Featured presenters will be joined by Wake Forest faculty and staff presenters, special guests, visiting attendees and the generalpublic for three days of innovative programming.
The conference is free. No registration is required. A schedule is available here.
Entanglements is funded by the Andrew W. Mellon Foundation with an award granted to the conference convener, Amy Catanzano, by the Wake Forest University Humanities Institute and the Reynolda House Museum of American Art.
Additional sponsors are the Wake Forest University Humanities Institute with a major grant from the National Endowment for the Humanities, the Creative Writing Minor in the Department of English, and the Interdisciplinary Performance and the Liberal Arts Center (IPLACe) at Wake Forest University.
Entanglements is named after the quantum mechanical phenomenon of entanglement in which states of subatomic particles are intertwined with each other despite being spatially separated.
A new book has been published about the technology installed in Reynolda House that made it something of a modern marvel when it was constructed.
Written by museum founder Barbara Babcock Millhouse, it is entitled “Comfort and Convenience: Early Technology at Reynolda, 1906-1924.”
“I started out thinking this would be a brochure, and I ended up with a 167-page book,” Millhouse says. “Advances in household technology allowed the family and employees to benefit from greater comfort and convenience than had been available for the previous generation.”
The book is available for purchase at Reynolda House Museum of American Art.
More information is available here.
This announcement was emailed to students, faculty and staff on Oct. 11 through the Wake Alert system:
The University’s Crisis Management Team (CMT) and other University officials have stayed alert throughout the day to the storm that passed through the area and continue to monitor the effects on campus and at University facilities, including Wake Downtown and the Charlotte Center.
At present, the University is operating normally. The CMT and others will continue throughout tonight and Friday to survey University facilities and respond to storm-related issues as needed.

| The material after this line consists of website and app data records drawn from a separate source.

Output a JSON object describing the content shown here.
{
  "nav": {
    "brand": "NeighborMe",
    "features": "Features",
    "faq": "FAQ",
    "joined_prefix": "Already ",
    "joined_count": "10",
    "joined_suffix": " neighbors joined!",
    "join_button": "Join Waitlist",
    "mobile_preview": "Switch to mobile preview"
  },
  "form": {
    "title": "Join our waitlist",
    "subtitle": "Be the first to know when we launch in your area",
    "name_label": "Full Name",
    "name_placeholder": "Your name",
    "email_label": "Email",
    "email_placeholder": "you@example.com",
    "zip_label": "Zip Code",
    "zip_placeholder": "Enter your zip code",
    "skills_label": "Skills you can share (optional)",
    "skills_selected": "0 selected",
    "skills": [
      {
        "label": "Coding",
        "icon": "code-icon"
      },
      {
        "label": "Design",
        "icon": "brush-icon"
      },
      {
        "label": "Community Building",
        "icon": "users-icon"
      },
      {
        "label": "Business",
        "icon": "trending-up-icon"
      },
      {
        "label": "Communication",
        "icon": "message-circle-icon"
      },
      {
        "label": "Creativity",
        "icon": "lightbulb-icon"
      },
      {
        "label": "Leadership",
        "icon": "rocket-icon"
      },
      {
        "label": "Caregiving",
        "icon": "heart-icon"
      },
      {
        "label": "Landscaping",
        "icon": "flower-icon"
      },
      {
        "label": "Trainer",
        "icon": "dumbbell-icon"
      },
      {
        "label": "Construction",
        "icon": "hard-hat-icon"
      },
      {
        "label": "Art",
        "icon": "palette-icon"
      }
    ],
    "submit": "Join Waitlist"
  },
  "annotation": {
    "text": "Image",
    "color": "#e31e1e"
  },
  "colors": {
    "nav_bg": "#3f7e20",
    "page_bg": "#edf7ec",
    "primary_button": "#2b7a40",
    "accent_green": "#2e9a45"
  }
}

Off-campus there are a number of problems caused by the storm, including power outages in Winston-Salem and other nearby areas, flooded roads, and downed trees. Affected areas include neighborhoods adjacent to the campus. Drivers and pedestrians are encouraged to stay alert to any hazards they may encounter.
Officials are working now to assess which University-owned houses around the perimeter of campus may be without power.
On campus, the Porter Byrum Welcome Center and nearby Starling Hall are currently without electricity, and it is not known when power will be restored.
On campus, a tree came down and blocked Allen Easley Street for a short time this afternoon before it was removed. Trees also have been reported down at other University locations, such as Graylyn Conference Center, Reynolda House and the adjacent Reynolda Village. The University has contractors on hand to respond to downed trees.
Minor water leaks have been reported in some campus buildings, including residence halls. Facilities and Campus Services staff are responding to all reports of leaks or any kind of water intrusion.
Flash flooding occurred at various locations on campus today, particularly in some parking lots. University officials are attempting to determine if any vehicles experienced damage from flash flooding. Such flooding has been receding late today. All on campus are cautioned to stay alert to any flooded streets, parking lots, sidewalks and other areas they may encounter on or off campus. They are also encouraged to stay alert during drives off campus in the days ahead.
University officials urge that no one walk or drive through standing water. In addition, all are encouraged to stay alert to any potentially downed power lines they may see.
If anyone sees a hazardous condition on campus, please report it to University Police at 336-758-5911.
Categories: University Announcement